- What’s your process for onboarding a new client and preparing their income tax return? If you’re new at working with an accountant, it can be really confusing. Some accountants will give you a checklist of documents you need to turn into them, and they’ll take it from there. It’s really helpful to have an accountant walk you through what kind of information and documents you need to hand over to them.
5. How to check an accountant’s credentials
Your accountant will be dealing with a lot of your personal information, so it’s wise to check their credentials before you begin work.
- Every accountant using the CPA title is required to keep their license up to date. You can look up a CPA’s name online through your state’s accountancy board to make sure their license is still active.
- Look them up on the Better Business Bureau.
- Look them up on this tool on the IRS website.
- Ask the accountant if they can provide client references, so you can ask their clients about what it’s like to work with them. I’ve done this before; the accountant didn’t mind at all, and it was a huge help.
6. Other tips for freelancers looking for an accountant
- Don’t wait till last minute! Accountants get slammed with last-minute tax prep requests in March and April, so the earlier you can get your taxes done, the better. If you wait till last minute like everyone else, you’ll find that your accountant is difficult to reach, not at the top of their game, or fully booked out and unable to help you. Book an appointment with your accountant early on, in January or February.
- Ask your accountant to create your estimated tax vouchers (Form 1040-ES). While they’re prepping your income tax return, ask your accountant to also create your estimated tax vouchers, also known as Form 1040-ES. This will help you know how much to pay in estimated tax each quarter to avoid penalties. If your freelance income changes drastically later in the year, ask your accountant to help you adjust your payments.
- Accountants can do more than just tax returns. If you’re interested, find out if your accountant offers other services. Some only do tax returns (what they’re most known for), but others do bookkeeping throughout the year for businesses and some even do business advising or coaching.
Taxes are stressful for everyone, so I hope sharing my own experience as a freelancer looking for an accountant took some stress off of you.

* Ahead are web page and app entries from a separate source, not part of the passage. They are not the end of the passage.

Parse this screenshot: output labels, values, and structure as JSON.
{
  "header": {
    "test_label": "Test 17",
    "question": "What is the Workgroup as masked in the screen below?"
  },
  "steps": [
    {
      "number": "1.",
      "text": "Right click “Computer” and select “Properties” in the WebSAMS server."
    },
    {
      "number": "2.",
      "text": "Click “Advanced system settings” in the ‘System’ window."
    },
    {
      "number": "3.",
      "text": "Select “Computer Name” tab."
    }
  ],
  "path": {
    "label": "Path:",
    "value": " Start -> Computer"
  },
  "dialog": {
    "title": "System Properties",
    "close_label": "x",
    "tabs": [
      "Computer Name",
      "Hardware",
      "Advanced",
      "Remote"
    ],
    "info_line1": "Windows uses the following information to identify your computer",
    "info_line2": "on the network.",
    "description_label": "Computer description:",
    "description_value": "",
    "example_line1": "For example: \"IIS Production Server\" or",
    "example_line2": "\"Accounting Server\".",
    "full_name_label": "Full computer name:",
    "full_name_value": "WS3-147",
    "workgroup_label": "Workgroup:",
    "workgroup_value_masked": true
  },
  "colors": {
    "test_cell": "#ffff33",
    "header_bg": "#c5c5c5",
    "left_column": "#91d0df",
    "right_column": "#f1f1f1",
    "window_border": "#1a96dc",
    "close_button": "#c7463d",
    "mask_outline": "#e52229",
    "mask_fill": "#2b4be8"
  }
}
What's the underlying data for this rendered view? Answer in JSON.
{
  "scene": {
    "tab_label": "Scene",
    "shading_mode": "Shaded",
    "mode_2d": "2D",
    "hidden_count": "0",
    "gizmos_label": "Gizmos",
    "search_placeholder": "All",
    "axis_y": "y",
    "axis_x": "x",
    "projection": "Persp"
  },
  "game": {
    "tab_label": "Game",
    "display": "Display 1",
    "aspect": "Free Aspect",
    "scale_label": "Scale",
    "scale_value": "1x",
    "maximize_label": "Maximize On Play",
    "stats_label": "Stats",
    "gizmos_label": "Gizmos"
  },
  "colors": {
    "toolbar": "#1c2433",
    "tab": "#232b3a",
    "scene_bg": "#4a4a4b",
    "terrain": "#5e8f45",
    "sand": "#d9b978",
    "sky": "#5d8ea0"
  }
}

It took three years of bouncing around to different accountants before I finally nailed down a process for finding one compatible with my business.
As a reminder, I’m a freelance writer, not an accountant, so this article should not replace the advice of a qualified tax professional who can counsel you based on your unique needs.
Have any other tips to share with freelancers looking to hire an accountant? Tell us in the comments below!